◆ TASK DETAILS ◆
Each of the entries below is to be written out exactly, and the images skipped.

Page and application data records:
- - - - - - -

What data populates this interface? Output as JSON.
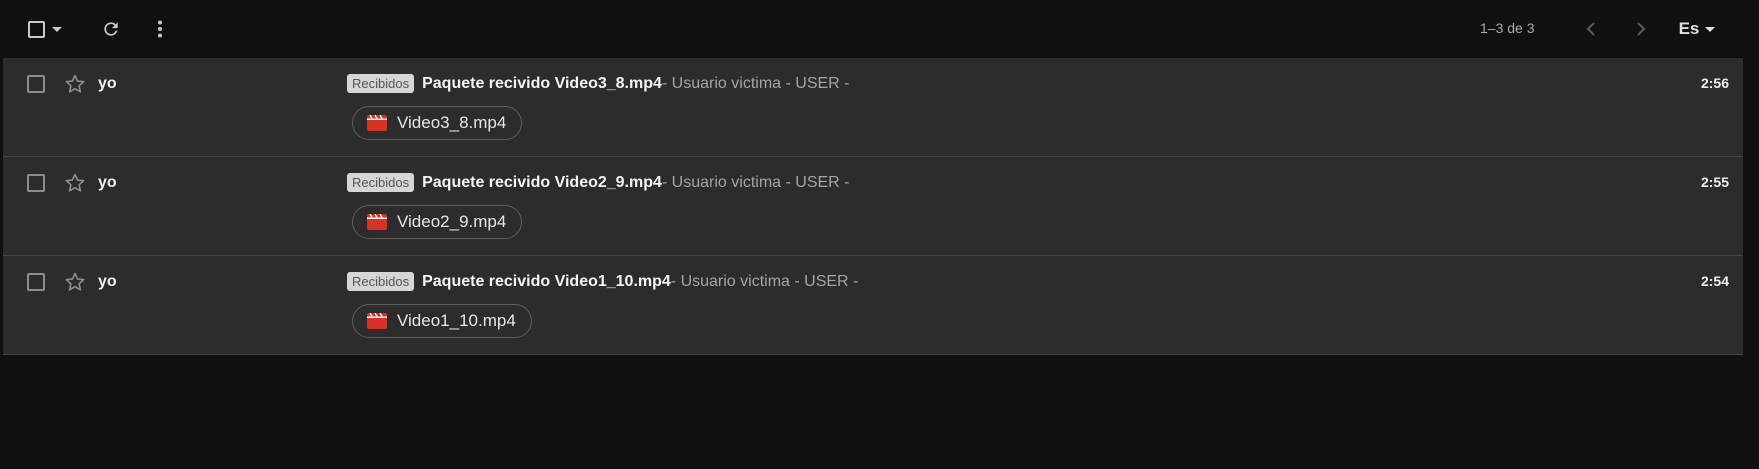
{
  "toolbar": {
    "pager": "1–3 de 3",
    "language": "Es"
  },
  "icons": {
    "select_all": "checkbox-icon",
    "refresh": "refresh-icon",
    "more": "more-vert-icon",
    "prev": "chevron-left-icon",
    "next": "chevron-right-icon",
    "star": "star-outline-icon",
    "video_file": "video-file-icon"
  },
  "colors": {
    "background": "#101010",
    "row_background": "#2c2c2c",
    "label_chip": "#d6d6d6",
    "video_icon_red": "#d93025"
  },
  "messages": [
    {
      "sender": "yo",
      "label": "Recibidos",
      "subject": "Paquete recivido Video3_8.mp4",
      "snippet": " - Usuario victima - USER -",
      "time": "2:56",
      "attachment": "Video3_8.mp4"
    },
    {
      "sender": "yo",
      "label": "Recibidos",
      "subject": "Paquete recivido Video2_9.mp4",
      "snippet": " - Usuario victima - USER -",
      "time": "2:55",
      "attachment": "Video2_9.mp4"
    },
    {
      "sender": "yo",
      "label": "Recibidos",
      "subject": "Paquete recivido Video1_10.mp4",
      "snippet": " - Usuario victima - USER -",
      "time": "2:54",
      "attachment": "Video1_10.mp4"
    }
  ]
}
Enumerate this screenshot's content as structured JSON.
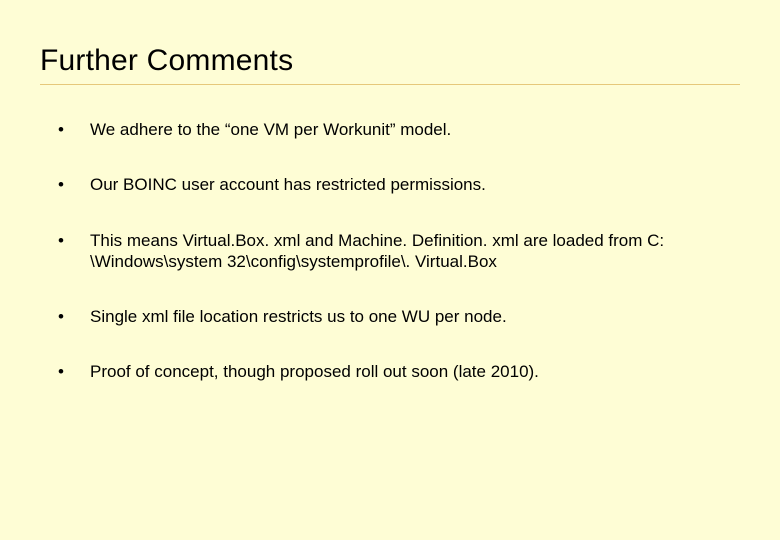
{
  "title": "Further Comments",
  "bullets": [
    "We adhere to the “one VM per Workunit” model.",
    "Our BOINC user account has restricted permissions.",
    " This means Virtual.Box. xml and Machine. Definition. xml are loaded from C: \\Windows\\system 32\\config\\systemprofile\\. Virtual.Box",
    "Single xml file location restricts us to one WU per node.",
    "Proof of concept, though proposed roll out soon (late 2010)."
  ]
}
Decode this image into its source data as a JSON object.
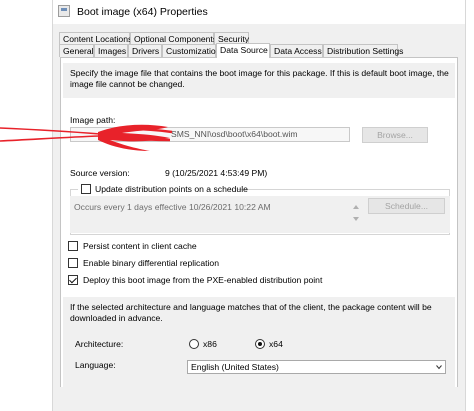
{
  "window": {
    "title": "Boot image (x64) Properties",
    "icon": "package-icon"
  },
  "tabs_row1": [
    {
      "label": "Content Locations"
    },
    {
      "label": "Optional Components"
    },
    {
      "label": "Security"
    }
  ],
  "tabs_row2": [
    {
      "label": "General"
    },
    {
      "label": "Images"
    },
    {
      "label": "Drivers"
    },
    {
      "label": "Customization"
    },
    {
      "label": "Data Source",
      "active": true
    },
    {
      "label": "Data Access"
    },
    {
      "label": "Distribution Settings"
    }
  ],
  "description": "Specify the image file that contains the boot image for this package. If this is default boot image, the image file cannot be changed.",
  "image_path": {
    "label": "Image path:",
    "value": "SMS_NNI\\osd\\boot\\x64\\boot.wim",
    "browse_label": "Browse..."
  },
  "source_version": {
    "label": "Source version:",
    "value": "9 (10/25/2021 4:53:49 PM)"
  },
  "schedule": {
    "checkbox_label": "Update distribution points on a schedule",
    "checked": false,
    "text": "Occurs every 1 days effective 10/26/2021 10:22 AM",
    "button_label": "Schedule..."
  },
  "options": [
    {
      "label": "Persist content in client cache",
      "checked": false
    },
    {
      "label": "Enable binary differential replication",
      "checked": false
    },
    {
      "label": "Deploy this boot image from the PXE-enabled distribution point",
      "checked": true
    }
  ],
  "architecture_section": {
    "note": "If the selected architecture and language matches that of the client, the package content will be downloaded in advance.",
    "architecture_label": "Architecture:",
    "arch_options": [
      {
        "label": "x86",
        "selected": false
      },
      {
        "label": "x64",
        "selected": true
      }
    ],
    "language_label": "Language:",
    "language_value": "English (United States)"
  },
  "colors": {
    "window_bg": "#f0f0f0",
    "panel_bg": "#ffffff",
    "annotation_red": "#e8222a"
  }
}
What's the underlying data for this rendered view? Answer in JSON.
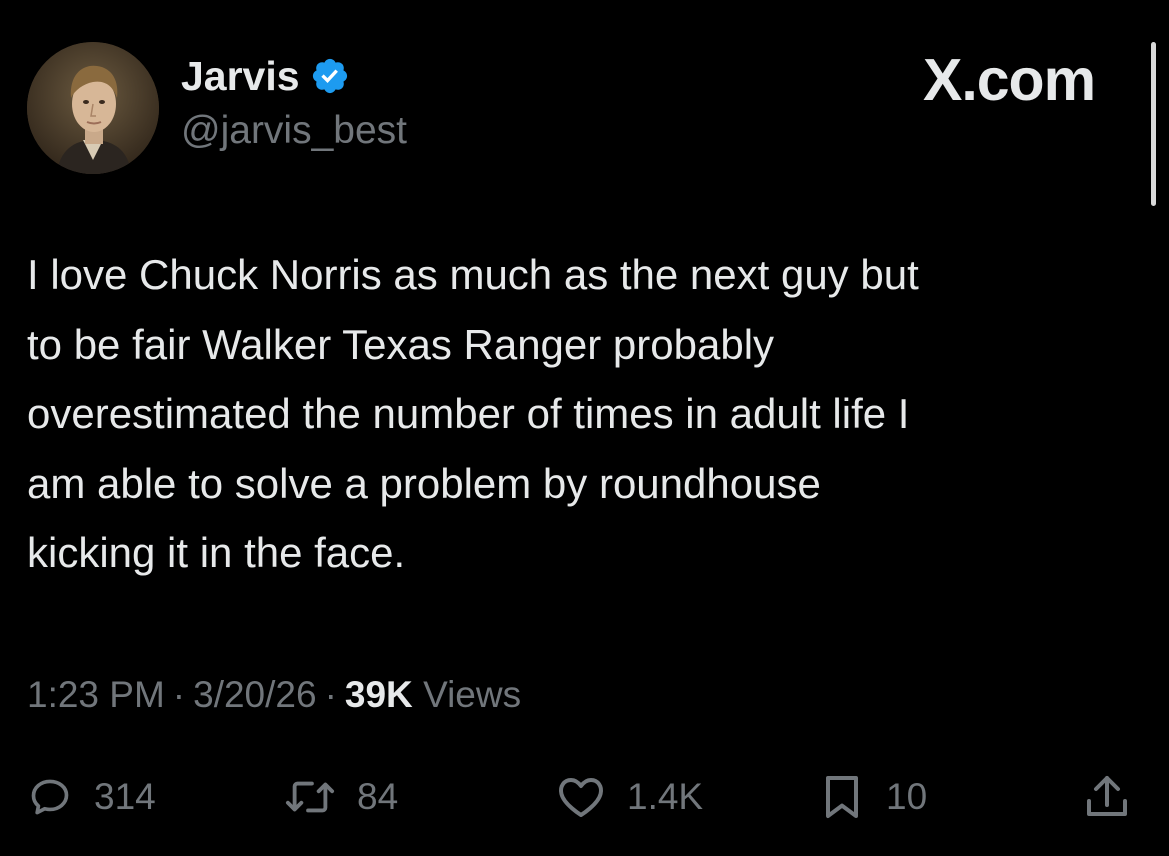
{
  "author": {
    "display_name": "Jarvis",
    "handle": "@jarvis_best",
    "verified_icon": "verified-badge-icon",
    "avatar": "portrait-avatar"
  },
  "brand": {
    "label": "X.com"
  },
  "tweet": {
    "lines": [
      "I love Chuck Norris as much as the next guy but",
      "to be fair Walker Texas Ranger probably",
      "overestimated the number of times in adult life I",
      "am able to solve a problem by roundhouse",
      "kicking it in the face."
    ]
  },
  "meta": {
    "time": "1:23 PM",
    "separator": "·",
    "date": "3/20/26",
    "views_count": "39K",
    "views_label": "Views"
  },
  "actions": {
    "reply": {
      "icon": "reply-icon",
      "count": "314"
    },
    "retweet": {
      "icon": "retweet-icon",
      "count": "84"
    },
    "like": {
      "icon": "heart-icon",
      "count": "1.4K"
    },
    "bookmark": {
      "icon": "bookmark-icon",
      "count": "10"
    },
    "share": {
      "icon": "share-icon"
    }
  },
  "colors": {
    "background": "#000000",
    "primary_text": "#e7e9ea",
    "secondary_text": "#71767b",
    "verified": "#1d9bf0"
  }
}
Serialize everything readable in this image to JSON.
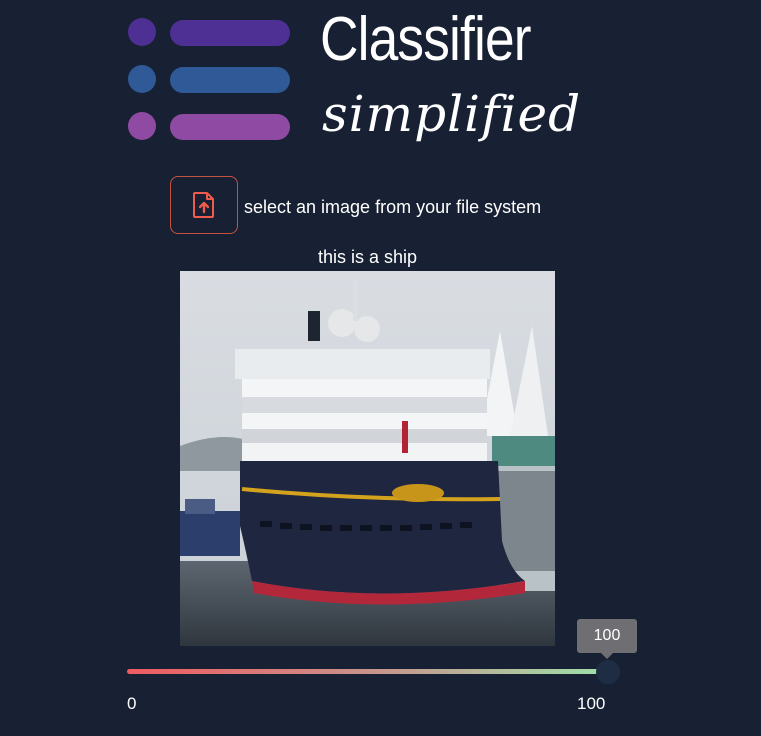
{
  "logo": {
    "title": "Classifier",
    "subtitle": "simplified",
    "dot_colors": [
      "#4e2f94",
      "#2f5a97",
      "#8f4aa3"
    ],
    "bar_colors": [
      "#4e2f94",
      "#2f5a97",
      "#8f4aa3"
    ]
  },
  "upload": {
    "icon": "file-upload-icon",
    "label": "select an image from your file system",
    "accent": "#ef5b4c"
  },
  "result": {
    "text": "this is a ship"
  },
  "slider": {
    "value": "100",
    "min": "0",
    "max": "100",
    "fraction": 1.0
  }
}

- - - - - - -

◆ EXERCISE SOLUTION ◆
What data populates this interface? Output as JSON.
{
  "toolbar": {
    "pager": "1–3 de 3",
    "language": "Es"
  },
  "icons": {
    "select_all": "checkbox-icon",
    "refresh": "refresh-icon",
    "more": "more-vert-icon",
    "prev": "chevron-left-icon",
    "next": "chevron-right-icon",
    "star": "star-outline-icon",
    "video_file": "video-file-icon"
  },
  "colors": {
    "background": "#101010",
    "row_background": "#2c2c2c",
    "label_chip": "#d6d6d6",
    "video_icon_red": "#d93025"
  },
  "messages": [
    {
      "sender": "yo",
      "label": "Recibidos",
      "subject": "Paquete recivido Video3_8.mp4",
      "snippet": " - Usuario victima - USER -",
      "time": "2:56",
      "attachment": "Video3_8.mp4"
    },
    {
      "sender": "yo",
      "label": "Recibidos",
      "subject": "Paquete recivido Video2_9.mp4",
      "snippet": " - Usuario victima - USER -",
      "time": "2:55",
      "attachment": "Video2_9.mp4"
    },
    {
      "sender": "yo",
      "label": "Recibidos",
      "subject": "Paquete recivido Video1_10.mp4",
      "snippet": " - Usuario victima - USER -",
      "time": "2:54",
      "attachment": "Video1_10.mp4"
    }
  ]
}
Enumerate this screenshot's content as structured JSON.
{
  "title": "Further Comments",
  "bullets": [
    "We adhere to the “one VM per Workunit” model.",
    "Our BOINC user account has restricted permissions.",
    " This means Virtual.Box. xml and Machine. Definition. xml are loaded from C: \\Windows\\system 32\\config\\systemprofile\\. Virtual.Box",
    "Single xml file location restricts us to one WU per node.",
    "Proof of concept, though proposed roll out soon (late 2010)."
  ]
}
Decode this image into its source data as a JSON object.
{
  "window": {
    "title": "Boot image (x64) Properties",
    "icon": "package-icon"
  },
  "tabs_row1": [
    {
      "label": "Content Locations"
    },
    {
      "label": "Optional Components"
    },
    {
      "label": "Security"
    }
  ],
  "tabs_row2": [
    {
      "label": "General"
    },
    {
      "label": "Images"
    },
    {
      "label": "Drivers"
    },
    {
      "label": "Customization"
    },
    {
      "label": "Data Source",
      "active": true
    },
    {
      "label": "Data Access"
    },
    {
      "label": "Distribution Settings"
    }
  ],
  "description": "Specify the image file that contains the boot image for this package. If this is default boot image, the image file cannot be changed.",
  "image_path": {
    "label": "Image path:",
    "value": "SMS_NNI\\osd\\boot\\x64\\boot.wim",
    "browse_label": "Browse..."
  },
  "source_version": {
    "label": "Source version:",
    "value": "9 (10/25/2021 4:53:49 PM)"
  },
  "schedule": {
    "checkbox_label": "Update distribution points on a schedule",
    "checked": false,
    "text": "Occurs every 1 days effective 10/26/2021 10:22 AM",
    "button_label": "Schedule..."
  },
  "options": [
    {
      "label": "Persist content in client cache",
      "checked": false
    },
    {
      "label": "Enable binary differential replication",
      "checked": false
    },
    {
      "label": "Deploy this boot image from the PXE-enabled distribution point",
      "checked": true
    }
  ],
  "architecture_section": {
    "note": "If the selected architecture and language matches that of the client, the package content will be downloaded in advance.",
    "architecture_label": "Architecture:",
    "arch_options": [
      {
        "label": "x86",
        "selected": false
      },
      {
        "label": "x64",
        "selected": true
      }
    ],
    "language_label": "Language:",
    "language_value": "English (United States)"
  },
  "colors": {
    "window_bg": "#f0f0f0",
    "panel_bg": "#ffffff",
    "annotation_red": "#e8222a"
  }
}
What's the underlying data for this rendered view? Answer in JSON.
{
  "author": {
    "display_name": "Jarvis",
    "handle": "@jarvis_best",
    "verified_icon": "verified-badge-icon",
    "avatar": "portrait-avatar"
  },
  "brand": {
    "label": "X.com"
  },
  "tweet": {
    "lines": [
      "I love Chuck Norris as much as the next guy but",
      "to be fair Walker Texas Ranger probably",
      "overestimated the number of times in adult life I",
      "am able to solve a problem by roundhouse",
      "kicking it in the face."
    ]
  },
  "meta": {
    "time": "1:23 PM",
    "separator": "·",
    "date": "3/20/26",
    "views_count": "39K",
    "views_label": "Views"
  },
  "actions": {
    "reply": {
      "icon": "reply-icon",
      "count": "314"
    },
    "retweet": {
      "icon": "retweet-icon",
      "count": "84"
    },
    "like": {
      "icon": "heart-icon",
      "count": "1.4K"
    },
    "bookmark": {
      "icon": "bookmark-icon",
      "count": "10"
    },
    "share": {
      "icon": "share-icon"
    }
  },
  "colors": {
    "background": "#000000",
    "primary_text": "#e7e9ea",
    "secondary_text": "#71767b",
    "verified": "#1d9bf0"
  }
}
Serialize everything readable in this image to JSON.
{
  "logo": {
    "title": "Classifier",
    "subtitle": "simplified",
    "dot_colors": [
      "#4e2f94",
      "#2f5a97",
      "#8f4aa3"
    ],
    "bar_colors": [
      "#4e2f94",
      "#2f5a97",
      "#8f4aa3"
    ]
  },
  "upload": {
    "icon": "file-upload-icon",
    "label": "select an image from your file system",
    "accent": "#ef5b4c"
  },
  "result": {
    "text": "this is a ship"
  },
  "slider": {
    "value": "100",
    "min": "0",
    "max": "100",
    "fraction": 1.0
  }
}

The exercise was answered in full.